(Data records for software interfaces)
========

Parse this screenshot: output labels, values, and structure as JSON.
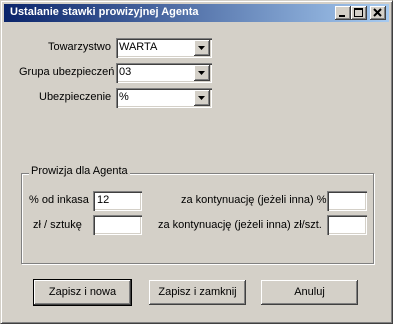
{
  "window": {
    "title": "Ustalanie stawki prowizyjnej Agenta"
  },
  "titlebar_buttons": {
    "minimize": "minimize-icon",
    "maximize": "maximize-icon",
    "close": "close-icon"
  },
  "form": {
    "towarzystwo": {
      "label": "Towarzystwo",
      "value": "WARTA"
    },
    "grupa": {
      "label": "Grupa ubezpieczeń",
      "value": "03"
    },
    "ubezpieczenie": {
      "label": "Ubezpieczenie",
      "value": "%"
    }
  },
  "prowizja": {
    "title": "Prowizja dla Agenta",
    "od_inkasa_label": "% od inkasa",
    "od_inkasa_value": "12",
    "zl_sztuke_label": "zł / sztukę",
    "zl_sztuke_value": "",
    "kontynuacja_pct_label": "za kontynuację (jeżeli inna) %",
    "kontynuacja_pct_value": "",
    "kontynuacja_zl_label": "za kontynuację (jeżeli inna) zł/szt.",
    "kontynuacja_zl_value": ""
  },
  "buttons": {
    "save_new": "Zapisz i nowa",
    "save_close": "Zapisz i zamknij",
    "cancel": "Anuluj"
  }
}
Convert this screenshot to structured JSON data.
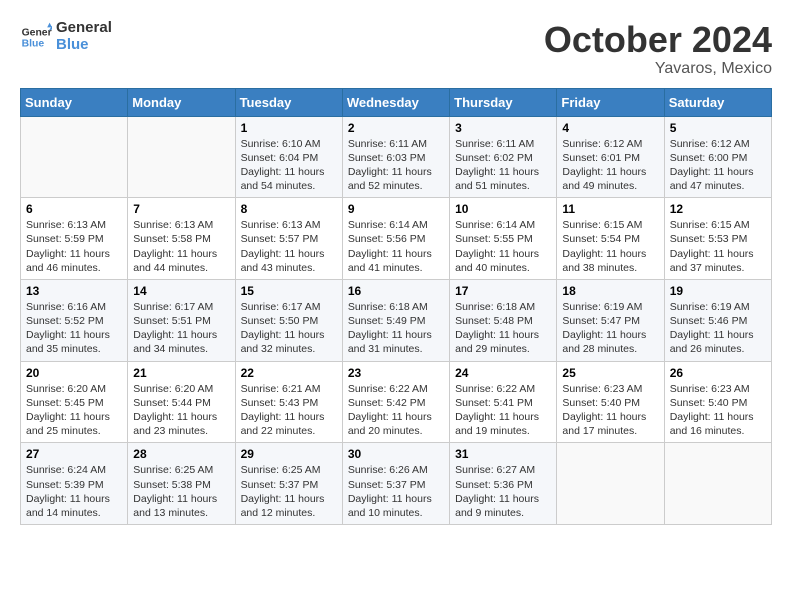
{
  "header": {
    "logo_line1": "General",
    "logo_line2": "Blue",
    "month": "October 2024",
    "location": "Yavaros, Mexico"
  },
  "days_of_week": [
    "Sunday",
    "Monday",
    "Tuesday",
    "Wednesday",
    "Thursday",
    "Friday",
    "Saturday"
  ],
  "weeks": [
    [
      {
        "day": "",
        "info": ""
      },
      {
        "day": "",
        "info": ""
      },
      {
        "day": "1",
        "info": "Sunrise: 6:10 AM\nSunset: 6:04 PM\nDaylight: 11 hours and 54 minutes."
      },
      {
        "day": "2",
        "info": "Sunrise: 6:11 AM\nSunset: 6:03 PM\nDaylight: 11 hours and 52 minutes."
      },
      {
        "day": "3",
        "info": "Sunrise: 6:11 AM\nSunset: 6:02 PM\nDaylight: 11 hours and 51 minutes."
      },
      {
        "day": "4",
        "info": "Sunrise: 6:12 AM\nSunset: 6:01 PM\nDaylight: 11 hours and 49 minutes."
      },
      {
        "day": "5",
        "info": "Sunrise: 6:12 AM\nSunset: 6:00 PM\nDaylight: 11 hours and 47 minutes."
      }
    ],
    [
      {
        "day": "6",
        "info": "Sunrise: 6:13 AM\nSunset: 5:59 PM\nDaylight: 11 hours and 46 minutes."
      },
      {
        "day": "7",
        "info": "Sunrise: 6:13 AM\nSunset: 5:58 PM\nDaylight: 11 hours and 44 minutes."
      },
      {
        "day": "8",
        "info": "Sunrise: 6:13 AM\nSunset: 5:57 PM\nDaylight: 11 hours and 43 minutes."
      },
      {
        "day": "9",
        "info": "Sunrise: 6:14 AM\nSunset: 5:56 PM\nDaylight: 11 hours and 41 minutes."
      },
      {
        "day": "10",
        "info": "Sunrise: 6:14 AM\nSunset: 5:55 PM\nDaylight: 11 hours and 40 minutes."
      },
      {
        "day": "11",
        "info": "Sunrise: 6:15 AM\nSunset: 5:54 PM\nDaylight: 11 hours and 38 minutes."
      },
      {
        "day": "12",
        "info": "Sunrise: 6:15 AM\nSunset: 5:53 PM\nDaylight: 11 hours and 37 minutes."
      }
    ],
    [
      {
        "day": "13",
        "info": "Sunrise: 6:16 AM\nSunset: 5:52 PM\nDaylight: 11 hours and 35 minutes."
      },
      {
        "day": "14",
        "info": "Sunrise: 6:17 AM\nSunset: 5:51 PM\nDaylight: 11 hours and 34 minutes."
      },
      {
        "day": "15",
        "info": "Sunrise: 6:17 AM\nSunset: 5:50 PM\nDaylight: 11 hours and 32 minutes."
      },
      {
        "day": "16",
        "info": "Sunrise: 6:18 AM\nSunset: 5:49 PM\nDaylight: 11 hours and 31 minutes."
      },
      {
        "day": "17",
        "info": "Sunrise: 6:18 AM\nSunset: 5:48 PM\nDaylight: 11 hours and 29 minutes."
      },
      {
        "day": "18",
        "info": "Sunrise: 6:19 AM\nSunset: 5:47 PM\nDaylight: 11 hours and 28 minutes."
      },
      {
        "day": "19",
        "info": "Sunrise: 6:19 AM\nSunset: 5:46 PM\nDaylight: 11 hours and 26 minutes."
      }
    ],
    [
      {
        "day": "20",
        "info": "Sunrise: 6:20 AM\nSunset: 5:45 PM\nDaylight: 11 hours and 25 minutes."
      },
      {
        "day": "21",
        "info": "Sunrise: 6:20 AM\nSunset: 5:44 PM\nDaylight: 11 hours and 23 minutes."
      },
      {
        "day": "22",
        "info": "Sunrise: 6:21 AM\nSunset: 5:43 PM\nDaylight: 11 hours and 22 minutes."
      },
      {
        "day": "23",
        "info": "Sunrise: 6:22 AM\nSunset: 5:42 PM\nDaylight: 11 hours and 20 minutes."
      },
      {
        "day": "24",
        "info": "Sunrise: 6:22 AM\nSunset: 5:41 PM\nDaylight: 11 hours and 19 minutes."
      },
      {
        "day": "25",
        "info": "Sunrise: 6:23 AM\nSunset: 5:40 PM\nDaylight: 11 hours and 17 minutes."
      },
      {
        "day": "26",
        "info": "Sunrise: 6:23 AM\nSunset: 5:40 PM\nDaylight: 11 hours and 16 minutes."
      }
    ],
    [
      {
        "day": "27",
        "info": "Sunrise: 6:24 AM\nSunset: 5:39 PM\nDaylight: 11 hours and 14 minutes."
      },
      {
        "day": "28",
        "info": "Sunrise: 6:25 AM\nSunset: 5:38 PM\nDaylight: 11 hours and 13 minutes."
      },
      {
        "day": "29",
        "info": "Sunrise: 6:25 AM\nSunset: 5:37 PM\nDaylight: 11 hours and 12 minutes."
      },
      {
        "day": "30",
        "info": "Sunrise: 6:26 AM\nSunset: 5:37 PM\nDaylight: 11 hours and 10 minutes."
      },
      {
        "day": "31",
        "info": "Sunrise: 6:27 AM\nSunset: 5:36 PM\nDaylight: 11 hours and 9 minutes."
      },
      {
        "day": "",
        "info": ""
      },
      {
        "day": "",
        "info": ""
      }
    ]
  ]
}
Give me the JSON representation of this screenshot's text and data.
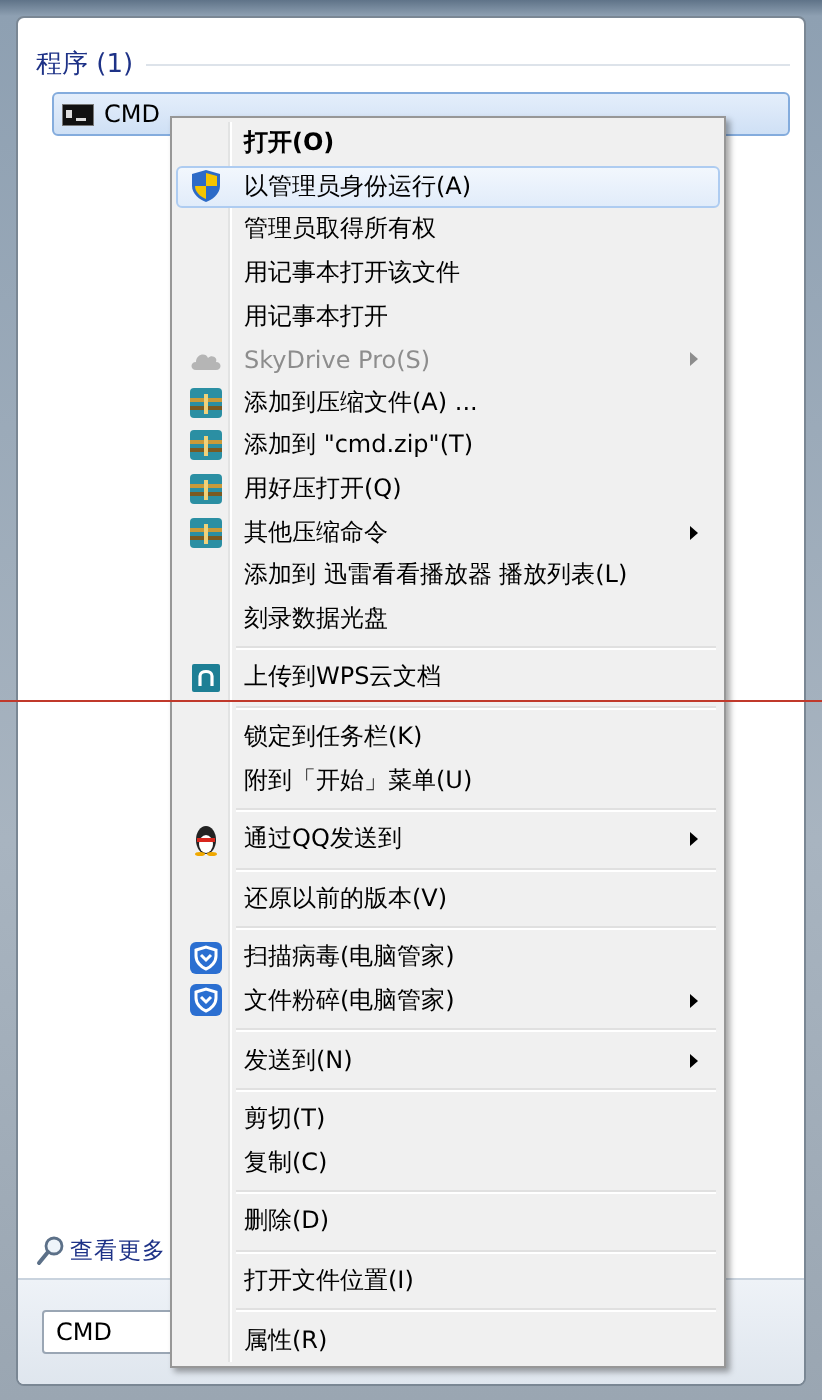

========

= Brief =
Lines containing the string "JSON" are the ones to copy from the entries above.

= Answer section =
Parse this screenshot: output labels, values, and structure as JSON.
Convert this screenshot to structured JSON data.
Give me the JSON representation of this screenshot's text and data.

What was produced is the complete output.